Today’s example of the spoofed domain is, as usual, registered via Godaddy as registrar. Because of new GDPR rules we cannot easily find the registrants name or any further details.
- hsbcbacs.co.uk hosted on & sending emails via 22.214.171.124| 126.96.36.199 |188.8.131.52| 184.108.40.206|
Continuing with the behaviour we have been seeing recently with the macros on these word docs. They are using an Active X control to start & run the macro, so it needs an extra couple of clicks from the victim to get infected. The control is different today. I can’t work out exactly what control ,is being used. You actually have to enable ActiveX content then close the word doc & re-open it for the macro to fire off while using anyrun. I am not sure if this is the same behaviour in a real computer or only in the VM.
The alternate Download location is http://mgvsales.net/ok.ko
The folder for the files & configs is: C:\Users\[User]\AppData\Roaming\sswvs
Both of the compromised websites being used to distribute the Trickbot binary are on the same server 220.127.116.11 Namecheap, so that possibly indicates a compromise on the server rather than individual sites being compromised
All modern versions of word and other office programs, that is 2010, 2013, 2016 and 365, should open all Microsoft office documents that is Word docs, Excel spreadsheet files and PowerPoint etc that are downloaded from the web or received in an email automatically in “protected view” that stops any embedded malware, macros and DDE “exploit /Feature” and embedded ole objects from being displayed and running. Make sure protected view is set in all office programs to protect you and your company from these sorts of attacks and do not over ride it to edit the document. If the protected mode bar appears when opening the document DO NOT follow the advice they give to enable macros or enable editing to see the content. The document will have a warning message, but you will be safe.
Be aware that there are a lot of other dodgy word docs spreading that WILL infect you with no action from you, if you are still using an out dated or vulnerable version of word. This is a good reason to update your office programs to a recent version and stop using office 2003 and 2007. Many of us have continued to use older versions of word and other office programs, because they are convenient, have the functions and settings we are used to and have never seen a need to update to the latest super-duper version.
The risks in using older version are now seriously outweighing the convenience, benefits and cost of keeping an old version going.
Please read our How to protect yourselves page for simple, sensible advice on how to avoid being infected by this sort of socially engineered malware. Also please read our post about word macro malware and how to avoid being infected by them

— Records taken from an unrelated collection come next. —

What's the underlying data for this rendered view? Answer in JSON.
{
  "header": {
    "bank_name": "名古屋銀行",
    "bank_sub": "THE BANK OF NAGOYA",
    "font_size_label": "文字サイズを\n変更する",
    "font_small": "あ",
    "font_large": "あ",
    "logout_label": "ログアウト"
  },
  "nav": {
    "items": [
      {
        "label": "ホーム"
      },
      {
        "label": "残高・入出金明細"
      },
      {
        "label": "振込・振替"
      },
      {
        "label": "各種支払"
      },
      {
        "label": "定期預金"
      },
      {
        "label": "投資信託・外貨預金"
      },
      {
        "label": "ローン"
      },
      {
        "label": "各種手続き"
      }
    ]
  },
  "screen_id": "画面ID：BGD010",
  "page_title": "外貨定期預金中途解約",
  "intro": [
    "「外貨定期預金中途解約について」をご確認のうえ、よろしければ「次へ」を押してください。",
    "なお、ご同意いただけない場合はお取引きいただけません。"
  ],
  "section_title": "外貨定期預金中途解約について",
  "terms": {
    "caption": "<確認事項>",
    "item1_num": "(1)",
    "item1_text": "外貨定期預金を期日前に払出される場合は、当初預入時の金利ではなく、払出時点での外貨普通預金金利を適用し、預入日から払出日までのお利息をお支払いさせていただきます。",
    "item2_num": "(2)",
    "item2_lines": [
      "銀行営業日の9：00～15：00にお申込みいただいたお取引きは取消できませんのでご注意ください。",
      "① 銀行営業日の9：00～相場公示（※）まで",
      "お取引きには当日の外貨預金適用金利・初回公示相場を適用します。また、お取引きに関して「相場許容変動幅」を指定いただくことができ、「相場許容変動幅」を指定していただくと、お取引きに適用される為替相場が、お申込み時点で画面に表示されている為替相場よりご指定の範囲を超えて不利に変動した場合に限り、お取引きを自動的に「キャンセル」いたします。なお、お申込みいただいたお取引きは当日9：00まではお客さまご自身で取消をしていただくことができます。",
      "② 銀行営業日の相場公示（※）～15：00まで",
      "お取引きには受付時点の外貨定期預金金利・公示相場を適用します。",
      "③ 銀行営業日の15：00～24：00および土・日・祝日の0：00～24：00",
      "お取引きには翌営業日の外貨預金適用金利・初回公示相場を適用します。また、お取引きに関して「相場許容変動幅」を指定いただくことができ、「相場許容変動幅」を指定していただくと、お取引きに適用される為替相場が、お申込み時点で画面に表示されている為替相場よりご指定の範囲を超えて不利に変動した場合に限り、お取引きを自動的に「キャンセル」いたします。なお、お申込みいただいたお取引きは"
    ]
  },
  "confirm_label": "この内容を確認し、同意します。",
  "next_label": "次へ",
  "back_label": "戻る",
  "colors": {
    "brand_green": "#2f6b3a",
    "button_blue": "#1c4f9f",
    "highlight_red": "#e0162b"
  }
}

I strongly urge you to update your office software to the latest version and stop putting yourself at risk, using old out of date software.
Email from: James.Holand@hsbcbacs.co.uk